Marion Wheaton, WCGMC co-founder along with her late husband Jim, passed away last month at the age of 89. She is survived by her daughters Nancy and Diane, her sister Barbara, her brother Paul, many nieces and nephews, and by a host of WCGMC rockhound friends.
In addition to being a co-founder of our club, Marion served as Editor of this newsletter for many years. Marion and Jim volunteered many hours displaying and educating young and old all around Wayne County and beyond with their mineral collection and Mastodon bones. Her daughter Diane tells us that Marion was buried with a Herkimer diamond, her Wayne County Gem & Mineral Club pin, and a beautiful pink rhodochrosite brooch necklace she always wore. Continue reading
This article is republished here with permission of its author, Kathleen Cappon. She wrote the piece for the September, 2018 Wayne County Gem and Mineral Club newsletter.
This is a story about how I dreamed of having a large stone chimney on my future home. The idea was inspired by seeing the stone pillars at the entrance of Fair Haven State Park each time my family went there in the 1950’s.
Some of you may remember the movie “The Long Long Trailer” starring Lucille Ball and Desi Arnaz. They purchase a travel trailer to go cross country and at each new place Lucy picks up a sentimental or pretty rock to bring home.
At the November meeting of the Wayne County Gem and Mineral Club there was general bemoaning that the field season seemed over. That was until two members suggested that we visit the Lake Ontario shoreline on Sunday for one last outing. And so we did. In fact ten of us spent several hours walking the rocky coastline at a couple of our favorite haunts. It was our 22nd club field trip of the year, and probably our last.

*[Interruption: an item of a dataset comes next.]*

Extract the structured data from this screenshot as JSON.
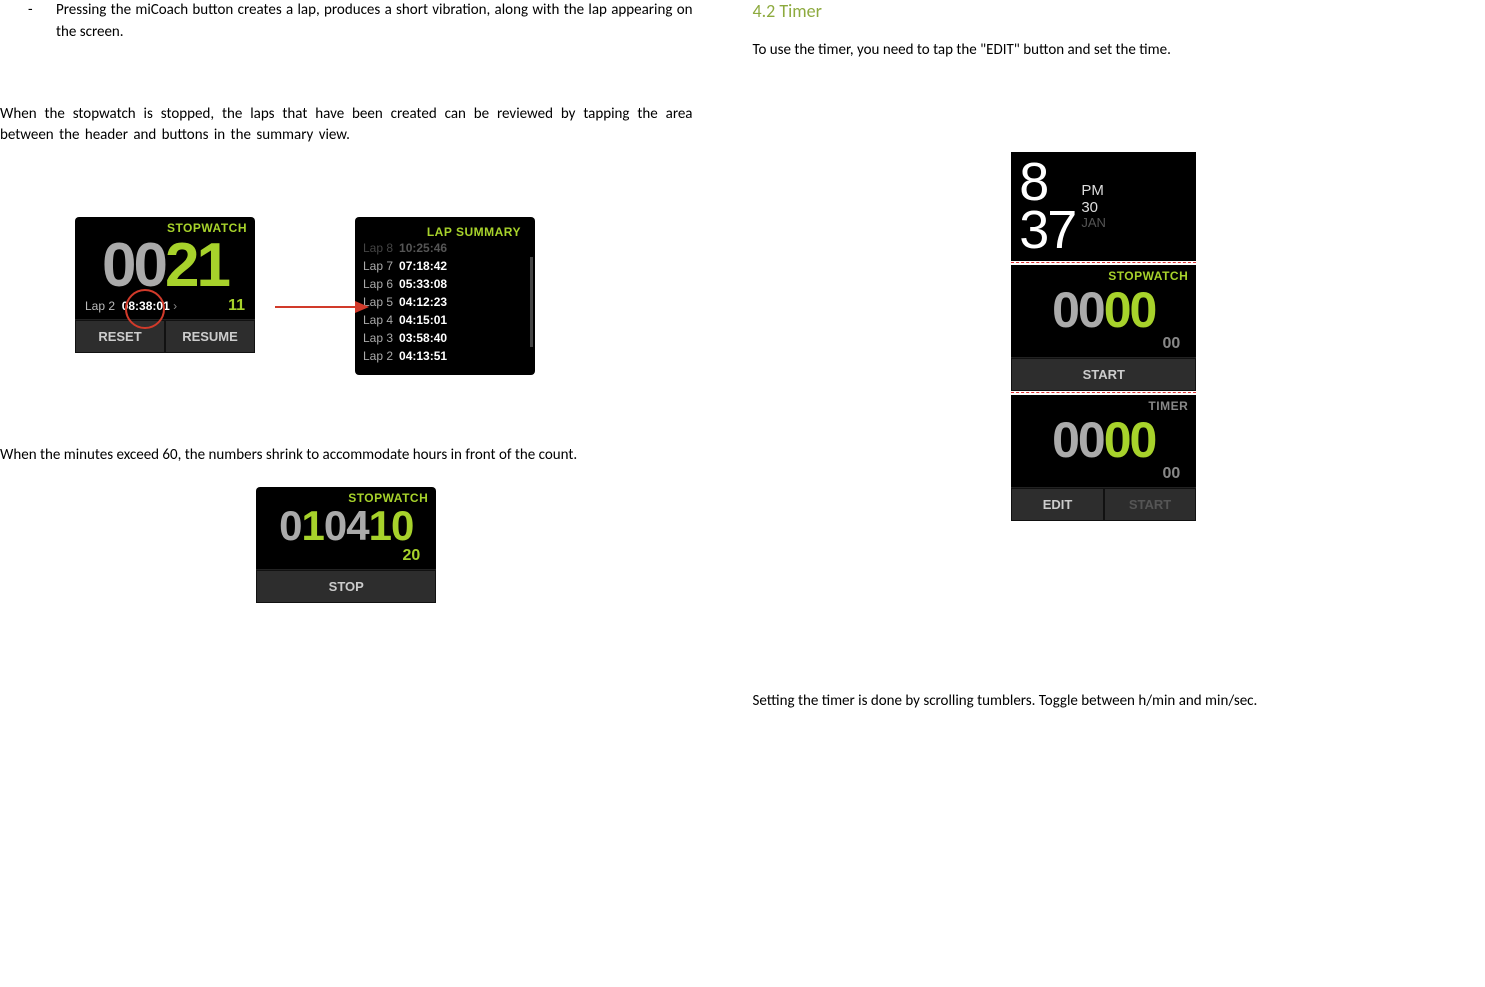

Published in the June 2016 WCGMC Newsletter
All of us who live or travel in Wayne County in western New York State know it is easier to travel north-south than east-west. Most of us know that is due to the elongated hills called drumlins that cover much of the region. And we also know that those geomorphological features were formed by the continental glaciation that covered western New York with ice a mile thick until their final retreat 12,000 years ago.
BUT, did you know that until very recently, glacial geologists could not agree on exactly how these elongated parallel hills came into existence. It was known that the drumlin fields were aligned with the glacial flow and retreat, but it was unclear whether they represent debris built up progressively during glacial advance and retreat or whether they were sculpted out of older sediment from previous glacial deposits. The debate has raged for over 150 years.